THE HSE spent €239m treating food diseases in people with diabetes that could have been prevented if a screening services had been established according to the new diabetes advocacy group, Diabetes Action.
The group, who recently launched their campaign ‘Half the Service, Half the Care’ have highlighted that the HSE could have saved over €200m, and avoided thousands of limb amputations, if they had invested in local services to detect treatable foot diseases in diabetic patients.
The HSE South are recorded to have spent €75m “treating approximately 2478 patients with diabetes for inpatient diabetic foot disease”. €23.3m of this was spent in Cork.
The group are calling for the establishment of a local screening service as part of a National Foot Screening Programme to avoid the expensive and devastating complications needlessly developed by the lack of local services.
In a letter to Deirdre Clune, Fine Gael TD for Cork South Central, the HSE confirmed that “a specific group was established to focus on the key objectives of the national plan in Cork and Kerry” and a further two sub-groups were set up “to focus on the key objectives of the national plan”. Further more another sub-committee “was convened to examine foot are services in the area”. The report for the sub committee is due to be presented to the HSE in the coming weeks.
While welcoming the establishment of the National Diabetes Programme, Deputy Clune has expressed concern over the number of subgroups set up on an ongoing basis to deal with the matter. She has stressed that she hopes that the final report in the coming weeks will fully address the concerns of patients.
“I appreciate that priority is given to clinical appointments which include infection, ulceration and gangrene cases, however structures need to be put in place quickly to allow patients in the early stages of diabetes routine check ups.
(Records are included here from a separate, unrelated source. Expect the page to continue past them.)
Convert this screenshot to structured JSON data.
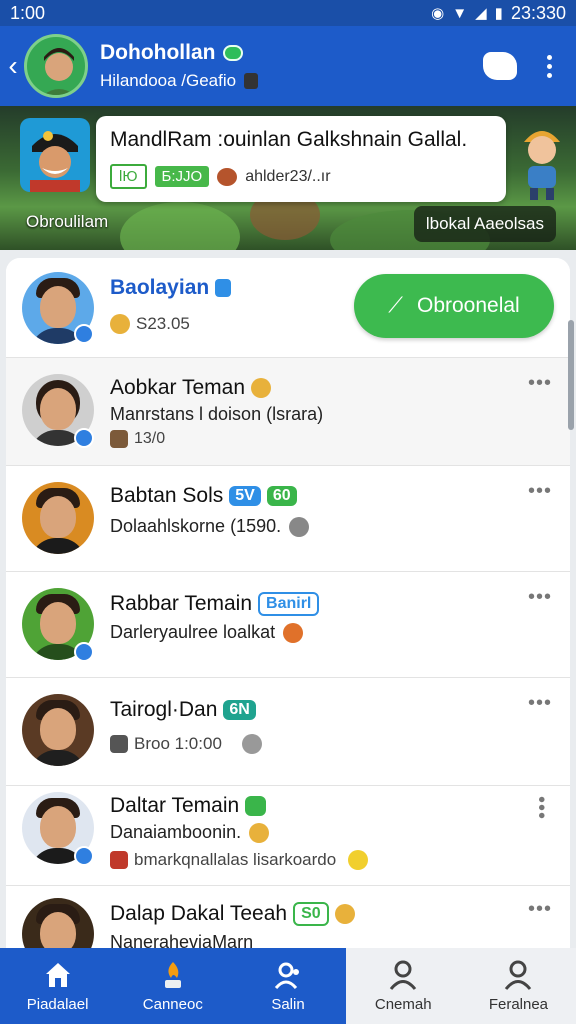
{
  "status_bar": {
    "time": "1:00",
    "clock": "23:330"
  },
  "app_bar": {
    "title": "Dohohollan",
    "subtitle": "Hilandooa /Geafio"
  },
  "banner": {
    "headline": "MandlRam :ouinlan Galkshnain Gallal.",
    "tag_one": "lЮ",
    "tag_two": "Б:ЈЈO",
    "handle": "ahlder23/..ır",
    "label": "Obroulilam",
    "button_label": "lbokal Aaeolsas"
  },
  "featured": {
    "name": "Baolayian",
    "amount": "S23.05",
    "action_label": "Obroonelal",
    "action_icon": "ticket-icon"
  },
  "contacts": [
    {
      "name": "Aobkar Teman",
      "line": "Manrstans l doison (lsrara)",
      "meta": "13/0"
    },
    {
      "name": "Babtan Sols",
      "badge_one": "5V",
      "badge_two": "60",
      "line": "Dolaahlskorne (1590.",
      "meta": ""
    },
    {
      "name": "Rabbar Temain",
      "badge_one": "Banirl",
      "line": "Darleryaulree loalkat",
      "meta": ""
    },
    {
      "name": "Tairogl·Dan",
      "badge_one": "6N",
      "line": "",
      "meta": "Broo 1:0:00"
    },
    {
      "name": "Daltar Temain",
      "line": "Danaiamboonin.",
      "meta": "bmarkqnallalas lisarkoardo"
    },
    {
      "name": "Dalap Dakal Teeah",
      "badge_one": "S0",
      "line": "NaneraheviaMarn",
      "meta": ""
    }
  ],
  "bottom_nav": [
    {
      "label": "Piadalael",
      "icon": "home-icon"
    },
    {
      "label": "Canneoc",
      "icon": "campfire-icon"
    },
    {
      "label": "Salin",
      "icon": "search-person-icon"
    },
    {
      "label": "Cnemah",
      "icon": "person-icon"
    },
    {
      "label": "Feralnea",
      "icon": "profile-icon"
    }
  ],
  "colors": {
    "primary": "#1d5bc9",
    "accent": "#3dba4f",
    "status_bar": "#1a4fa8"
  }
}
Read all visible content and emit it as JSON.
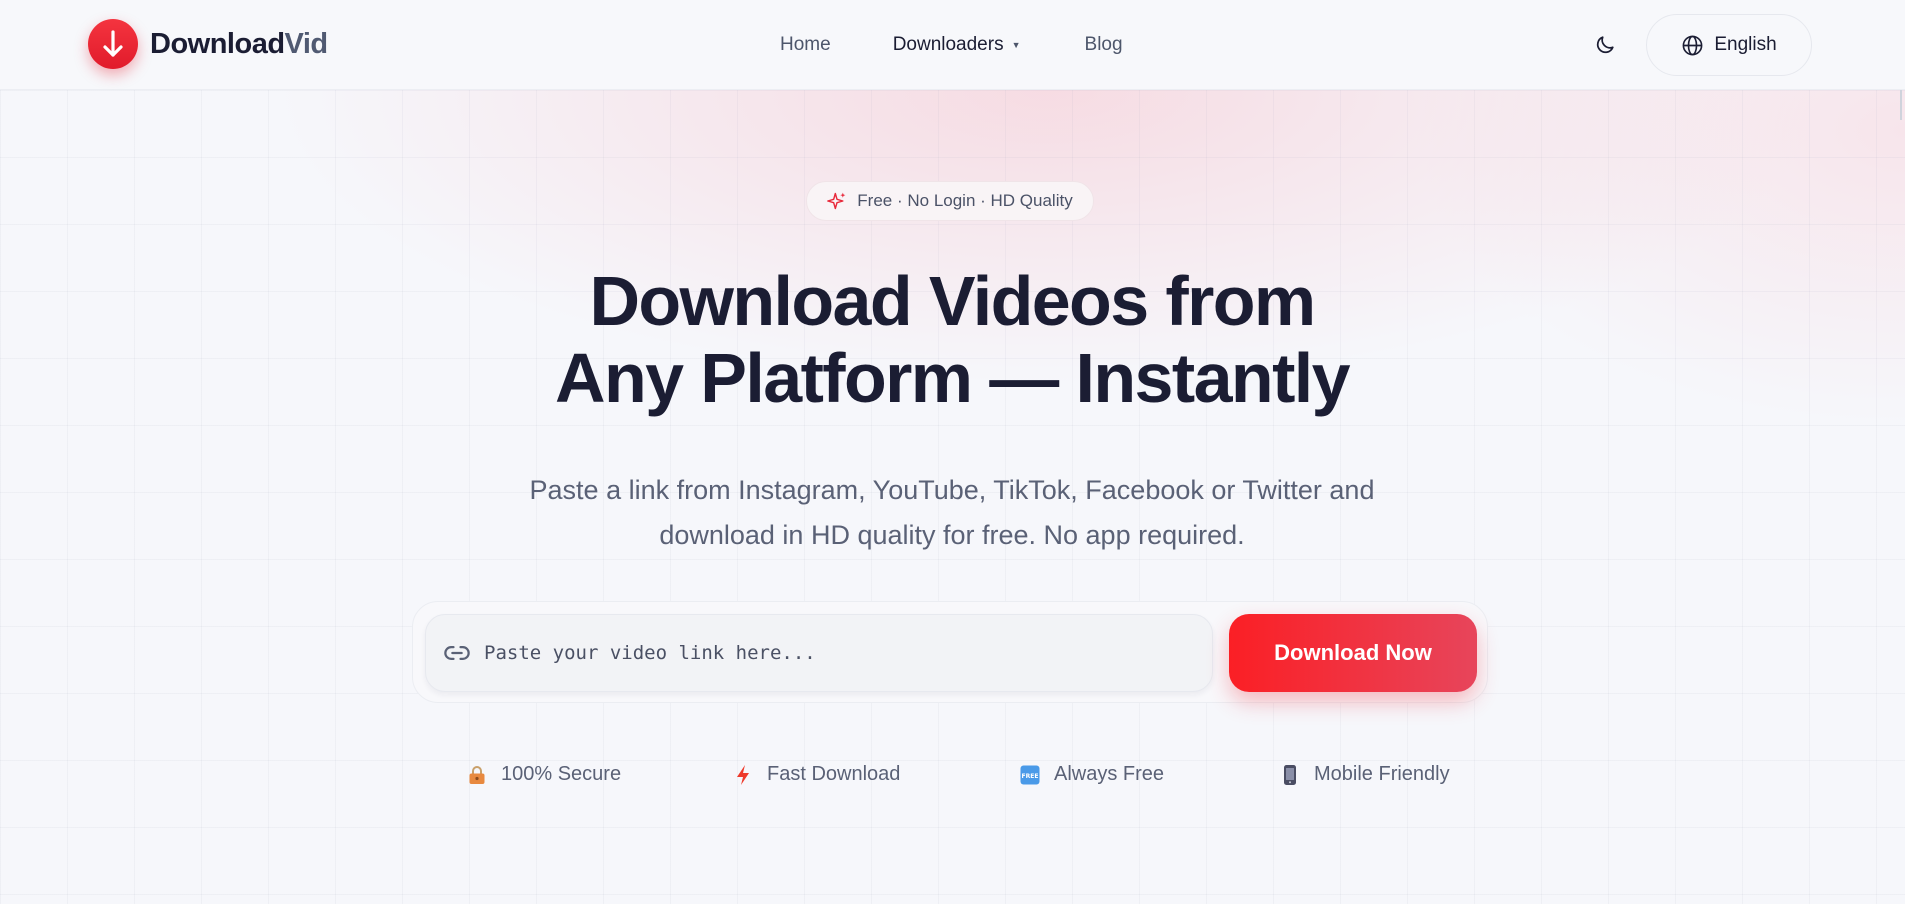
{
  "brand": {
    "name_part1": "Download",
    "name_part2": "Vid",
    "accent": "#e11b2b"
  },
  "nav": {
    "home": "Home",
    "downloaders": "Downloaders",
    "blog": "Blog"
  },
  "header": {
    "theme_icon": "moon-icon",
    "language": "English",
    "language_icon": "globe-icon"
  },
  "hero": {
    "badge": "Free · No Login · HD Quality",
    "title_line1": "Download Videos from",
    "title_line2": "Any Platform — Instantly",
    "subtitle_line1": "Paste a link from Instagram, YouTube, TikTok, Facebook or Twitter and",
    "subtitle_line2": "download in HD quality for free. No app required."
  },
  "search": {
    "placeholder": "Paste your video link here...",
    "value": "",
    "button_label": "Download Now",
    "button_gradient": [
      "#fb1f25",
      "#e7455b"
    ]
  },
  "features": [
    {
      "icon": "lock-icon",
      "label": "100% Secure"
    },
    {
      "icon": "lightning-icon",
      "label": "Fast Download"
    },
    {
      "icon": "free-badge-icon",
      "label": "Always Free"
    },
    {
      "icon": "mobile-icon",
      "label": "Mobile Friendly"
    }
  ]
}
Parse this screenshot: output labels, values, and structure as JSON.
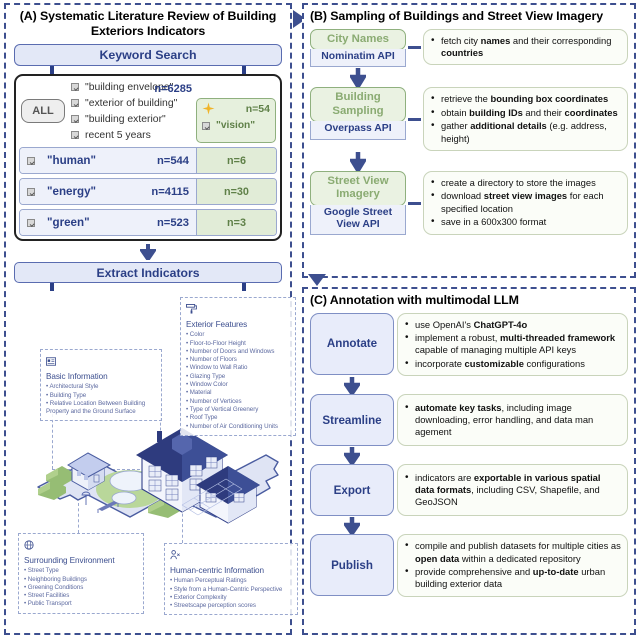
{
  "panels": {
    "a": {
      "title": "(A) Systematic Literature Review of Building Exteriors Indicators",
      "keyword_search_label": "Keyword Search",
      "all_button": "ALL",
      "all_terms": [
        "\"building envelope\"",
        "\"exterior of building\"",
        "\"building exterior\"",
        "recent 5 years"
      ],
      "all_n": "n=6285",
      "vision": {
        "n": "n=54",
        "term": "\"vision\"",
        "icon": "sparkle-star-icon"
      },
      "rows": [
        {
          "term": "\"human\"",
          "n": "n=544",
          "vision_n": "n=6"
        },
        {
          "term": "\"energy\"",
          "n": "n=4115",
          "vision_n": "n=30"
        },
        {
          "term": "\"green\"",
          "n": "n=523",
          "vision_n": "n=3"
        }
      ],
      "extract_label": "Extract Indicators",
      "indicator_groups": [
        {
          "title": "Basic Information",
          "icon": "id-card-icon",
          "items": [
            "Architectural Style",
            "Building Type",
            "Relative Location Between Building",
            "Property and the Ground Surface"
          ]
        },
        {
          "title": "Exterior Features",
          "icon": "paint-roller-icon",
          "items": [
            "Color",
            "Floor-to-Floor Height",
            "Number of Doors and Windows",
            "Number of Floors",
            "Window to Wall Ratio",
            "Glazing Type",
            "Window Color",
            "Material",
            "Number of Vertices",
            "Type of Vertical Greenery",
            "Roof Type",
            "Number of Air Conditioning Units"
          ]
        },
        {
          "title": "Surrounding Environment",
          "icon": "globe-icon",
          "items": [
            "Street Type",
            "Neighboring Buildings",
            "Greening Conditions",
            "Street Facilities",
            "Public Transport"
          ]
        },
        {
          "title": "Human-centric Information",
          "icon": "person-icon",
          "items": [
            "Human Perceptual Ratings",
            "Style from a Human-Centric Perspective",
            "Exterior Complexity",
            "Streetscape perception scores"
          ]
        }
      ],
      "illustration": "isometric-neighborhood-illustration"
    },
    "b": {
      "title": "(B) Sampling of Buildings and Street View Imagery",
      "steps": [
        {
          "name": "City Names",
          "api": "Nominatim API",
          "bullets": [
            [
              {
                "t": "fetch city "
              },
              {
                "t": "names",
                "b": true
              },
              {
                "t": " and their corresponding "
              },
              {
                "t": "countries",
                "b": true
              }
            ]
          ]
        },
        {
          "name": "Building Sampling",
          "api": "Overpass API",
          "bullets": [
            [
              {
                "t": "retrieve the "
              },
              {
                "t": "bounding box coordinates",
                "b": true
              }
            ],
            [
              {
                "t": "obtain "
              },
              {
                "t": "building IDs",
                "b": true
              },
              {
                "t": " and their "
              },
              {
                "t": "coordinates",
                "b": true
              }
            ],
            [
              {
                "t": "gather "
              },
              {
                "t": "additional details",
                "b": true
              },
              {
                "t": " (e.g. address, height)"
              }
            ]
          ]
        },
        {
          "name": "Street View Imagery",
          "api": "Google Street View API",
          "bullets": [
            [
              {
                "t": "create a directory to store the images"
              }
            ],
            [
              {
                "t": "download "
              },
              {
                "t": "street view  images",
                "b": true
              },
              {
                "t": " for each specified location"
              }
            ],
            [
              {
                "t": "save in a 600x300 format"
              }
            ]
          ]
        }
      ]
    },
    "c": {
      "title": "(C) Annotation with multimodal LLM",
      "steps": [
        {
          "name": "Annotate",
          "bullets": [
            [
              {
                "t": "use OpenAI's "
              },
              {
                "t": "ChatGPT-4o",
                "b": true
              }
            ],
            [
              {
                "t": "implement a robust, "
              },
              {
                "t": "multi-threaded framework",
                "b": true
              },
              {
                "t": " capable of managing multiple API keys"
              }
            ],
            [
              {
                "t": " incorporate "
              },
              {
                "t": "customizable",
                "b": true
              },
              {
                "t": " configurations"
              }
            ]
          ]
        },
        {
          "name": "Streamline",
          "bullets": [
            [
              {
                "t": "automate key tasks",
                "b": true
              },
              {
                "t": ", including image downloading, error handling, and data man agement"
              }
            ]
          ]
        },
        {
          "name": "Export",
          "bullets": [
            [
              {
                "t": "indicators are "
              },
              {
                "t": "exportable in various spatial data formats",
                "b": true
              },
              {
                "t": ", including CSV, Shapefile, and GeoJSON"
              }
            ]
          ]
        },
        {
          "name": "Publish",
          "bullets": [
            [
              {
                "t": "compile and publish datasets for multiple cities as "
              },
              {
                "t": "open data",
                "b": true
              },
              {
                "t": " within a dedicated repository"
              }
            ],
            [
              {
                "t": "provide comprehensive and "
              },
              {
                "t": "up-to-date",
                "b": true
              },
              {
                "t": " urban building exterior data"
              }
            ]
          ]
        }
      ]
    }
  },
  "colors": {
    "panel_border": "#3d4f8f",
    "blue_text": "#2b3f86",
    "blue_fill": "#e3e8f7",
    "green_text": "#8aab72",
    "green_fill": "#eaf2e2",
    "card_green_border": "#c9d4bb",
    "star_gold": "#f0b429"
  }
}
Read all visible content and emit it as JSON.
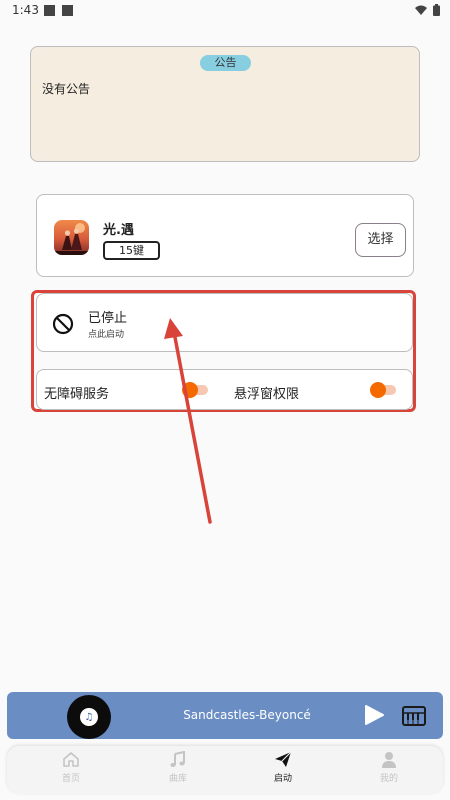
{
  "status_bar": {
    "time": "1:43"
  },
  "notice": {
    "badge": "公告",
    "text": "没有公告"
  },
  "game": {
    "name": "光.遇",
    "keys": "15键",
    "select_label": "选择"
  },
  "service": {
    "title": "已停止",
    "subtitle": "点此启动",
    "state": "stopped"
  },
  "permissions": {
    "accessibility": {
      "label": "无障碍服务",
      "enabled": false
    },
    "overlay": {
      "label": "悬浮窗权限",
      "enabled": false
    }
  },
  "player": {
    "song": "Sandcastles-Beyoncé"
  },
  "nav": {
    "items": [
      {
        "label": "首页",
        "icon": "home-icon",
        "active": false
      },
      {
        "label": "曲库",
        "icon": "music-note-icon",
        "active": false
      },
      {
        "label": "启动",
        "icon": "paper-plane-icon",
        "active": true
      },
      {
        "label": "我的",
        "icon": "person-icon",
        "active": false
      }
    ]
  },
  "colors": {
    "accent_orange": "#f46a00",
    "highlight_red": "#d9443a",
    "player_blue": "#6a8ec4",
    "notice_bg": "#f5ede0",
    "badge_cyan": "#87cfe0"
  }
}
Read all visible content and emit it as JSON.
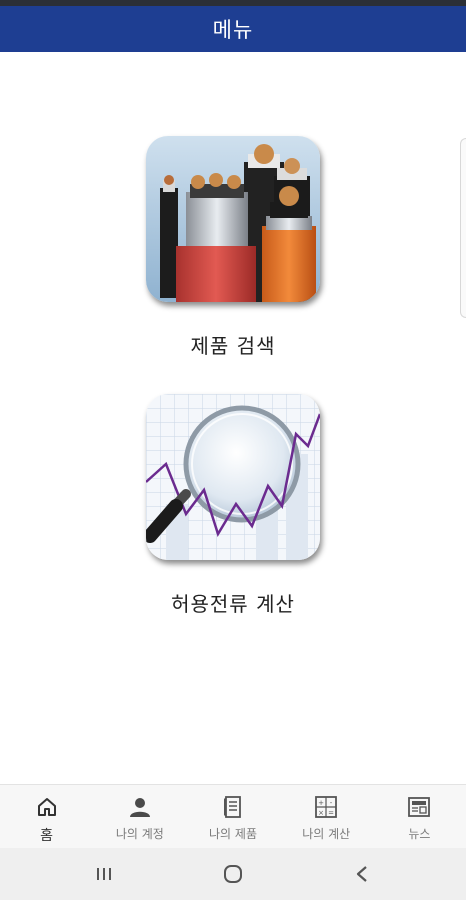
{
  "header": {
    "title": "메뉴"
  },
  "menu": {
    "items": [
      {
        "label": "제품 검색",
        "icon": "cable-products-icon"
      },
      {
        "label": "허용전류 계산",
        "icon": "magnifier-chart-icon"
      }
    ]
  },
  "bottom_nav": {
    "items": [
      {
        "label": "홈",
        "icon": "home-icon",
        "active": true
      },
      {
        "label": "나의 계정",
        "icon": "person-icon"
      },
      {
        "label": "나의 제품",
        "icon": "document-icon"
      },
      {
        "label": "나의 계산",
        "icon": "calculator-icon"
      },
      {
        "label": "뉴스",
        "icon": "newspaper-icon"
      }
    ]
  },
  "system_nav": {
    "icons": [
      "recents-icon",
      "home-circle-icon",
      "back-icon"
    ]
  },
  "colors": {
    "header_bg": "#1e3e92",
    "header_text": "#ffffff",
    "nav_bg": "#f7f7f7",
    "chart_line": "#6b2b8f"
  }
}
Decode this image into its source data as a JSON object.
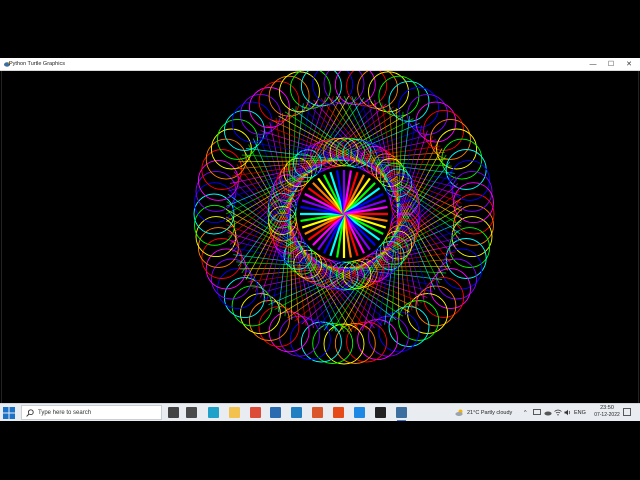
{
  "window": {
    "title": "Python Turtle Graphics",
    "minimize_glyph": "—",
    "maximize_glyph": "☐",
    "close_glyph": "✕"
  },
  "canvas": {
    "background": "#000000",
    "drawing": "turtle spirograph of rainbow circles and rays",
    "palette": [
      "#ff0000",
      "#ff8000",
      "#ffff00",
      "#00ff00",
      "#00ffff",
      "#0000ff",
      "#8000ff",
      "#ff00ff"
    ]
  },
  "taskbar": {
    "search_placeholder": "Type here to search",
    "pinned_apps": [
      {
        "name": "task-view-icon",
        "color": "#444444"
      },
      {
        "name": "widgets-icon",
        "color": "#4a4a4a"
      },
      {
        "name": "edge-icon",
        "color": "#1fa1c9"
      },
      {
        "name": "file-explorer-icon",
        "color": "#f2c14e"
      },
      {
        "name": "chrome-icon",
        "color": "#dd4b39"
      },
      {
        "name": "mail-icon",
        "color": "#2b6cb0"
      },
      {
        "name": "photos-icon",
        "color": "#1f7fc1"
      },
      {
        "name": "matlab-icon",
        "color": "#d9572b"
      },
      {
        "name": "office-icon",
        "color": "#e64a19"
      },
      {
        "name": "vscode-icon",
        "color": "#1e88e5"
      },
      {
        "name": "terminal-icon",
        "color": "#222222"
      },
      {
        "name": "python-turtle-icon",
        "color": "#3c6e9f"
      }
    ],
    "weather": "21°C  Partly cloudy",
    "chevron": "^",
    "language": "ENG",
    "time": "23:50",
    "date": "07-12-2022"
  }
}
It is not acceptable that some patients have to wait months to get an appointment when it could be too late for the disease and could cost the patient a limb.”
“This issue is of grave concern to the Irish people, 5% of whom have diabetes, so it is a matter that needs to be given priority attention. A local screening programme as part of the National Programme, would reassure patients and significantly reduce the trauma which patients who suffer from diabetic complications have to live with for the rest of their lives. It could also save the state thousands on their medical bills.”
The group argue that diabetic foot disease can be reduced by over 50% with foot screening and an annual check up for all diabetics.
“The HSE’s estimated cost of employing one hospital or community podiatrist to work locally to prevent diabetic foot disease and to run a screening programme is €65,000-€80,000 per annum. A modest investment of just €1.56 million per annum (the HSE’s estimated cost of employing 20 podiatrists for diabetes) could provide a nationwide service and significantly reduce the current costs.”